Another amazing street food we tried at Khao San Road was fresh coconut ice cream for around 30 Baht ($1). Perfect for vegans and anyone intolerant to lactose – this cold dessert is topped with nuts and chocolate sauce. We saw stands at the Chatachuk Weekend Market with 8-10 topping options: from different sticky rices to jellies and nuts, so if you’re heading to the market wait and get it there.

If you’re not vegan another good street food (if you can find it) is a little mini taco looking sweet. The man who served us spoke barely any English but it looked too good not to try. Although we’re not certain, we think it was a mini coconut egg  hard-shell pancake topped with shredded fruit and nuts. We paid 10 Baht ($0.45).

One of my favourite street foods was from a man just around the corner from our apartment – the popular egg crepe (a Thai street dessert). To make, the stall owner will spread crepe batter over a flat element, drop an egg and chopped banana inside the middle, fold it up and cover it with your chosen spread – I went for Nutella. You can find these around Bangkok – some carts will have up to 10 topping options for around 60 Baht ($2.40).

Where to eat out

Although Bangkok isn’t quite up to Melbourne’s brunch standards, it has serious game when it comes to smoothie bowls, quirky lattes and Buddha bowls.
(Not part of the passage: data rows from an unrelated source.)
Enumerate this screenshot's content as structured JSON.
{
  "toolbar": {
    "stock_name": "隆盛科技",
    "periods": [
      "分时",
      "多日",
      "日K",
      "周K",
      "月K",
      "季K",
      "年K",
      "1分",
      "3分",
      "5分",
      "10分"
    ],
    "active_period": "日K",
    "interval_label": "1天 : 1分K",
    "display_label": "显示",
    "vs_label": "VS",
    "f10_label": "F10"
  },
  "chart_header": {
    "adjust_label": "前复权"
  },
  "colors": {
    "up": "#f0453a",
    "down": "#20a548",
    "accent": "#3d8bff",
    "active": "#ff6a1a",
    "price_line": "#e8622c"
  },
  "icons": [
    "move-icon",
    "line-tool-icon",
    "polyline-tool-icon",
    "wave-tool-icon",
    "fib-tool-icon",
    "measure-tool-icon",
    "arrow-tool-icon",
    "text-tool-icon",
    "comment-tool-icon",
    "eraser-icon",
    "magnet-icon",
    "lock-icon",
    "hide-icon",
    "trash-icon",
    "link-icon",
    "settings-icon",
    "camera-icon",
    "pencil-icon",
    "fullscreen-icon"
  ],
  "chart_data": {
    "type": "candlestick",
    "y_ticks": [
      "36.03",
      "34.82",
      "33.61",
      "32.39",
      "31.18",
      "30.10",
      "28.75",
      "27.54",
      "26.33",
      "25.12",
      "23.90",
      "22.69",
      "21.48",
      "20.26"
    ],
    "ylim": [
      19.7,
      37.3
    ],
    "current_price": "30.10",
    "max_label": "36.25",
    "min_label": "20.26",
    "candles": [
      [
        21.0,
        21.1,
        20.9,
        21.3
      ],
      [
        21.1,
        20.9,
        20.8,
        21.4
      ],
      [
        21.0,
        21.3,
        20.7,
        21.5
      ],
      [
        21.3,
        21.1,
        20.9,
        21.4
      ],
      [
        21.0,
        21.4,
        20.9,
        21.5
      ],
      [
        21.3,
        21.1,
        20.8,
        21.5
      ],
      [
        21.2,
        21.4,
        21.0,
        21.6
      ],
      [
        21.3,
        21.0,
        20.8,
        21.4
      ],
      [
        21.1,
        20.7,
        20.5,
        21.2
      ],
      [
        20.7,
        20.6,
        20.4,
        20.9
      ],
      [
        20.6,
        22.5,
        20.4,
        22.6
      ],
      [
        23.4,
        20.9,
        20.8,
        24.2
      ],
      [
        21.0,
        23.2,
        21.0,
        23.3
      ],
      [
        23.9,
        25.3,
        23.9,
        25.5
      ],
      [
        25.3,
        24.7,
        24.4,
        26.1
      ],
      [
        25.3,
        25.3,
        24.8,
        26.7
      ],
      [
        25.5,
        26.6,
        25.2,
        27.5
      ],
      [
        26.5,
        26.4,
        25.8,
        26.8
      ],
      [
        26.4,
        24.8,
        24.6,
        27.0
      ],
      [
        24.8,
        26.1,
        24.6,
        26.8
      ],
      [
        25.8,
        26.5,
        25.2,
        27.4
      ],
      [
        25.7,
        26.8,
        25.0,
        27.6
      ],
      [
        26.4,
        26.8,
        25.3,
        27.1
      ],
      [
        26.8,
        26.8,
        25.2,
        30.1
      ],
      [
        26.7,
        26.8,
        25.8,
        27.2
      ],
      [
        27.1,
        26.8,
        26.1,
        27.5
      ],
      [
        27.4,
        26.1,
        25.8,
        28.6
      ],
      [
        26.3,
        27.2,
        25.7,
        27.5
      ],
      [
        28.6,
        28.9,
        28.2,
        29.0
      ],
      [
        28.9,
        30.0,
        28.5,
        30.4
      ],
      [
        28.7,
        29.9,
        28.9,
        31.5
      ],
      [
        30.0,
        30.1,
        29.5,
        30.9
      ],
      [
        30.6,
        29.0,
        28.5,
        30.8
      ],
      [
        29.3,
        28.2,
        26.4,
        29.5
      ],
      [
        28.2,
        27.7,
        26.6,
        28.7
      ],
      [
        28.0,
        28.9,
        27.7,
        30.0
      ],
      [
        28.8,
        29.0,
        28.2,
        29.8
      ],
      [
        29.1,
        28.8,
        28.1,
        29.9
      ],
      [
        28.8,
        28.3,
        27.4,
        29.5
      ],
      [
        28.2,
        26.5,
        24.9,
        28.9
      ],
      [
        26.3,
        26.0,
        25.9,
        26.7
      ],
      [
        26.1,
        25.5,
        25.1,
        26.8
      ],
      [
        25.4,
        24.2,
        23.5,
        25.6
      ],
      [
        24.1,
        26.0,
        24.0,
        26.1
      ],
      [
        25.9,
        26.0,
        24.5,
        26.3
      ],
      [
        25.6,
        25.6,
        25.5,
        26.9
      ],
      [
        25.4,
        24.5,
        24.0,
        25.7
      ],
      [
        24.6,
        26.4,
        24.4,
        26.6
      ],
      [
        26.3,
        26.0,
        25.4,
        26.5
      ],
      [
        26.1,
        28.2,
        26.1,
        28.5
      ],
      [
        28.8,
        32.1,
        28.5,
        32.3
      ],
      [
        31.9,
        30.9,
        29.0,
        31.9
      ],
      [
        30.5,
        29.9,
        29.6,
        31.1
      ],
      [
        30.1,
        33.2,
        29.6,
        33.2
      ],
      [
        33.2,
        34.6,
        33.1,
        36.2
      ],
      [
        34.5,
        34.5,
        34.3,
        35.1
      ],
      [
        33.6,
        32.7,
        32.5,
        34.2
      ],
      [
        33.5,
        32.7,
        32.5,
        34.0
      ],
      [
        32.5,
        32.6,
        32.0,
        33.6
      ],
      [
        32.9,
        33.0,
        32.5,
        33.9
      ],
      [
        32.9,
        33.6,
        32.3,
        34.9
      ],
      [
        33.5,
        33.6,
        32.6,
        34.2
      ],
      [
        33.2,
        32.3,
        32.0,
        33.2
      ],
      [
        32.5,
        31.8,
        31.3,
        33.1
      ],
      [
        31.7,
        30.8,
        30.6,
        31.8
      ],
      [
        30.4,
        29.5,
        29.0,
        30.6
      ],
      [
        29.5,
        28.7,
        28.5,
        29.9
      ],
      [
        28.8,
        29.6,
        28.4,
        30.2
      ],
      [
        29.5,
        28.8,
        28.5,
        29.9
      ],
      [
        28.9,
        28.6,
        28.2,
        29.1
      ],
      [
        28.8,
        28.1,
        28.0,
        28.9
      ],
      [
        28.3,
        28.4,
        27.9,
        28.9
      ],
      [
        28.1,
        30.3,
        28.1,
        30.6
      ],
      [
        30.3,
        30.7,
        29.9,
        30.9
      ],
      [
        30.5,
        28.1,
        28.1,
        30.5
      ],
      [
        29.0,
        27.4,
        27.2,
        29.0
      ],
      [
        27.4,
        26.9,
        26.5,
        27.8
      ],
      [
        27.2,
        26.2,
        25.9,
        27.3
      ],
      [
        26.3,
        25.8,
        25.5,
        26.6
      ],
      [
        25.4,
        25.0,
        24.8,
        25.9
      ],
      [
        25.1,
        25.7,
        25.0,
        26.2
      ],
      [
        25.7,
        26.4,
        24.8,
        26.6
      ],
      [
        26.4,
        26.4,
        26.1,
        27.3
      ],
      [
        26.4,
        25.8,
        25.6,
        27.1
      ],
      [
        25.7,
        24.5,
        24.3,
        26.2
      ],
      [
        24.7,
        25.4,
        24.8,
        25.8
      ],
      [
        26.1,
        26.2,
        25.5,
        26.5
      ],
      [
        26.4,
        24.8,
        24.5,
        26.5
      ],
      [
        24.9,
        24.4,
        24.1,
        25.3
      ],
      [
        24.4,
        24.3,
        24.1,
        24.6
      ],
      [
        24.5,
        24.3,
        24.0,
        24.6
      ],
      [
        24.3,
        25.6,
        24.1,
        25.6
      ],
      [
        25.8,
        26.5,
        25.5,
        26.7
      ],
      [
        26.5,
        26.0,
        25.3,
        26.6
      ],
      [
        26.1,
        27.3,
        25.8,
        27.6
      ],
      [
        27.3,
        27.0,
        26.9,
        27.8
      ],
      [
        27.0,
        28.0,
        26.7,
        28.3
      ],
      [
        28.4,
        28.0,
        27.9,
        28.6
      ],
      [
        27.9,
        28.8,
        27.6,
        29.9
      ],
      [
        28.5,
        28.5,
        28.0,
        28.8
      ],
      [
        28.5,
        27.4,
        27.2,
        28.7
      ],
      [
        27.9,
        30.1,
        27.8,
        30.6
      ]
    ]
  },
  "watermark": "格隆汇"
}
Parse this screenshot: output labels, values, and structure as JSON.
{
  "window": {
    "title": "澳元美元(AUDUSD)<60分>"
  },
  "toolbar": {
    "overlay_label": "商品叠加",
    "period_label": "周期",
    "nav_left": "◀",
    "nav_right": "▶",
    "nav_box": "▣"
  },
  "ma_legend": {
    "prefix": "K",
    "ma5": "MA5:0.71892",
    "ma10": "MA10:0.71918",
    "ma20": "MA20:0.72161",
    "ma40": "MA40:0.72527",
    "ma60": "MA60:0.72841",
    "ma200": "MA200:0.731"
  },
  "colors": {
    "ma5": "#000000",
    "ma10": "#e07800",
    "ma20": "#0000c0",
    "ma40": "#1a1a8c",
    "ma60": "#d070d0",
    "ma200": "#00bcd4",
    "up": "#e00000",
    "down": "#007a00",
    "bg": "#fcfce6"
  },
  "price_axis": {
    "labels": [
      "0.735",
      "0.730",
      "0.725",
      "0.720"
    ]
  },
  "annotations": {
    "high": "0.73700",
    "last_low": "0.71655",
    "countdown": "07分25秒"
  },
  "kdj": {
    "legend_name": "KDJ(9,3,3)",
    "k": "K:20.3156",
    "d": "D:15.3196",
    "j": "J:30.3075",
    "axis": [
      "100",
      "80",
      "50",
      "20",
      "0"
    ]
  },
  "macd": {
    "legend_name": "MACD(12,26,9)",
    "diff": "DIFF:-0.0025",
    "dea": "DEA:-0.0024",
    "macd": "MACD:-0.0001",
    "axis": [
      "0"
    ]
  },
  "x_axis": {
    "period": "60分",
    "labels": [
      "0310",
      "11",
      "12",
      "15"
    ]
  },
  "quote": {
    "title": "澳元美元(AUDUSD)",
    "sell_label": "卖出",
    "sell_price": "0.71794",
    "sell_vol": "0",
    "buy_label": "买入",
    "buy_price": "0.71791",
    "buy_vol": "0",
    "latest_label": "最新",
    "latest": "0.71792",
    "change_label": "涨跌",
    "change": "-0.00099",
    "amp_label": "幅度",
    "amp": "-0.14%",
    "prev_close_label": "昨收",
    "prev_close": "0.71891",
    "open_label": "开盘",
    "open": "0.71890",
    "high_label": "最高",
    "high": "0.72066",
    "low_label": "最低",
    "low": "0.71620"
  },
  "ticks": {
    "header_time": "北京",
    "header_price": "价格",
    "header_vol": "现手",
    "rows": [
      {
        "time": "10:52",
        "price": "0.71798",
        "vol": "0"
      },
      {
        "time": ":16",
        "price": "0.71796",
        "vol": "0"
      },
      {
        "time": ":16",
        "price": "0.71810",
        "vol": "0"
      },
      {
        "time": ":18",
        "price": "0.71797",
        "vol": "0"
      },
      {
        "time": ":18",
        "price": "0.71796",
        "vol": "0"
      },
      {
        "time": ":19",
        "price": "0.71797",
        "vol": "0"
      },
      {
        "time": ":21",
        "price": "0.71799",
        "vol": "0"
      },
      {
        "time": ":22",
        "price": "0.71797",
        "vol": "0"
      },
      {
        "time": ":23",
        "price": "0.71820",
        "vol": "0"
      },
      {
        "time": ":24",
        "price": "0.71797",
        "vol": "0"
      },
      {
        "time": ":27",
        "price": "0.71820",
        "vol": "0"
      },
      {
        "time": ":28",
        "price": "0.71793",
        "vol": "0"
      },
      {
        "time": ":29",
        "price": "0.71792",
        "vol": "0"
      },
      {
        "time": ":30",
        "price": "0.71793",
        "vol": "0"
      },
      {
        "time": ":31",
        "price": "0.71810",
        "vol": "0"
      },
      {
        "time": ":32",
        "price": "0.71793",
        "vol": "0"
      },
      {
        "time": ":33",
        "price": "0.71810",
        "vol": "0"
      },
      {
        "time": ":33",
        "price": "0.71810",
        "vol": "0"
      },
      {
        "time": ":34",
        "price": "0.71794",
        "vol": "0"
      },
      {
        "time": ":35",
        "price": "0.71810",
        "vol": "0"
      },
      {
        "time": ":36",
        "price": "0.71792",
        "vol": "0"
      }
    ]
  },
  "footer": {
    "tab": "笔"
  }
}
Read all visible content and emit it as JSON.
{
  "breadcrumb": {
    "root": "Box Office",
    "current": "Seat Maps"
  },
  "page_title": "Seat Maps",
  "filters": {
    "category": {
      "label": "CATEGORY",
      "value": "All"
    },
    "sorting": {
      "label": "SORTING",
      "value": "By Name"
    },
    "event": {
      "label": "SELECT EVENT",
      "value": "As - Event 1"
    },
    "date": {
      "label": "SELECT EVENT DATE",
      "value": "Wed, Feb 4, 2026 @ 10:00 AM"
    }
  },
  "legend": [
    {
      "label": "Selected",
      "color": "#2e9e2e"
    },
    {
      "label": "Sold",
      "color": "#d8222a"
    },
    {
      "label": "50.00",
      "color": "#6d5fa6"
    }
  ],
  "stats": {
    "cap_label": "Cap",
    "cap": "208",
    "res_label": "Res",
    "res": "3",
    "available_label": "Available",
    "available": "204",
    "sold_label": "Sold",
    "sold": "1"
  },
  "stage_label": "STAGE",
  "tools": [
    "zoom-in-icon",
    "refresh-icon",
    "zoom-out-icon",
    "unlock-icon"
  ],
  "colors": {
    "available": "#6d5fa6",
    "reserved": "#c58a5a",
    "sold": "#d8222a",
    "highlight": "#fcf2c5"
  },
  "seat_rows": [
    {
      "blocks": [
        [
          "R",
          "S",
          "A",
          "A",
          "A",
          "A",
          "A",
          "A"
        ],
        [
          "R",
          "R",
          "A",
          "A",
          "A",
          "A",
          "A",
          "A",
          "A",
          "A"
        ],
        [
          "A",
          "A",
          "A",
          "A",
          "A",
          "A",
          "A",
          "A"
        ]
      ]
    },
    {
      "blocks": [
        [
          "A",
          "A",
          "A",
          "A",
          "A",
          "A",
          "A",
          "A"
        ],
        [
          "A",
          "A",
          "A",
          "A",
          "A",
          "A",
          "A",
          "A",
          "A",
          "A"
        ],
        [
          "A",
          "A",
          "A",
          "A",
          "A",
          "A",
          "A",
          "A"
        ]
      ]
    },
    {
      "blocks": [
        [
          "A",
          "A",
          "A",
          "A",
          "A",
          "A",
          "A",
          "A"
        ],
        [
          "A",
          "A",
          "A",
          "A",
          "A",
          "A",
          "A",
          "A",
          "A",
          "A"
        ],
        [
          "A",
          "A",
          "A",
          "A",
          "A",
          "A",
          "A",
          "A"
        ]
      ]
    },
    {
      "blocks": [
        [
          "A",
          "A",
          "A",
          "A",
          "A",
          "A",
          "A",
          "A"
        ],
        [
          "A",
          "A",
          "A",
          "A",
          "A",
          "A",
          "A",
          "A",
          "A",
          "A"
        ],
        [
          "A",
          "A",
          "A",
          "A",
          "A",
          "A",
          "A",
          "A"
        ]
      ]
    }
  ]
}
The city has so many amazing vegan and vegetarian cafes and restaurants – we were only able to get to a few, but my favourites are listed below.

Brekkie Organic Café

French-Parisian esque interiors, quirky antiques, quality coffee and serious smoothie bowl options.

Brekkie organic cafe

Broccoli Revolution

Totally vegan, traditional Thai fusion brunch with killer Buddha and smoothie bowls.

Broccoli rev

Mango Vegetarian and Vegan Restaurant and Arts Gallery

Cute and cosy hole in the wall with friendly staff and a menu which warms your soul.


Stay tuned to TML as more detailed articles on each cafe will be posted over the next week. I can’t wait for you to continue on my adventure throughout Thailand with me.